- **Work instructions**: Without any alteration, retype the records that appear below.

- **Records shown**:

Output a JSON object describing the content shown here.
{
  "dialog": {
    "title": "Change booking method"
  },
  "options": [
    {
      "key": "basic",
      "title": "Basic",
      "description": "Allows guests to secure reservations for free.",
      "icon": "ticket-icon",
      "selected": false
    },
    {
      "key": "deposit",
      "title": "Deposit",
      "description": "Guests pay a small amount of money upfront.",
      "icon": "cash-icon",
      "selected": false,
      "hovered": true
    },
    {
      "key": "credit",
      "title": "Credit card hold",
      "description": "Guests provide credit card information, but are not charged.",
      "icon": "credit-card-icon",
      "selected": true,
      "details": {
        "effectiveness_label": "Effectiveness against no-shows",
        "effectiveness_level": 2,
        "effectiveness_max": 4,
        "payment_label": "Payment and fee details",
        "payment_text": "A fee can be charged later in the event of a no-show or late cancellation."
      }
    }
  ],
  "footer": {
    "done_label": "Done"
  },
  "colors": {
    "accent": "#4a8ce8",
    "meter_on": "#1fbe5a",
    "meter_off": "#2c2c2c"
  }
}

- **Answer**:
Output a JSON object describing the content shown here.
{
  "dialog": {
    "title": "Change booking method"
  },
  "options": [
    {
      "key": "basic",
      "title": "Basic",
      "description": "Allows guests to secure reservations for free.",
      "icon": "ticket-icon",
      "selected": false
    },
    {
      "key": "deposit",
      "title": "Deposit",
      "description": "Guests pay a small amount of money upfront.",
      "icon": "cash-icon",
      "selected": false,
      "hovered": true
    },
    {
      "key": "credit",
      "title": "Credit card hold",
      "description": "Guests provide credit card information, but are not charged.",
      "icon": "credit-card-icon",
      "selected": true,
      "details": {
        "effectiveness_label": "Effectiveness against no-shows",
        "effectiveness_level": 2,
        "effectiveness_max": 4,
        "payment_label": "Payment and fee details",
        "payment_text": "A fee can be charged later in the event of a no-show or late cancellation."
      }
    }
  ],
  "footer": {
    "done_label": "Done"
  },
  "colors": {
    "accent": "#4a8ce8",
    "meter_on": "#1fbe5a",
    "meter_off": "#2c2c2c"
  }
}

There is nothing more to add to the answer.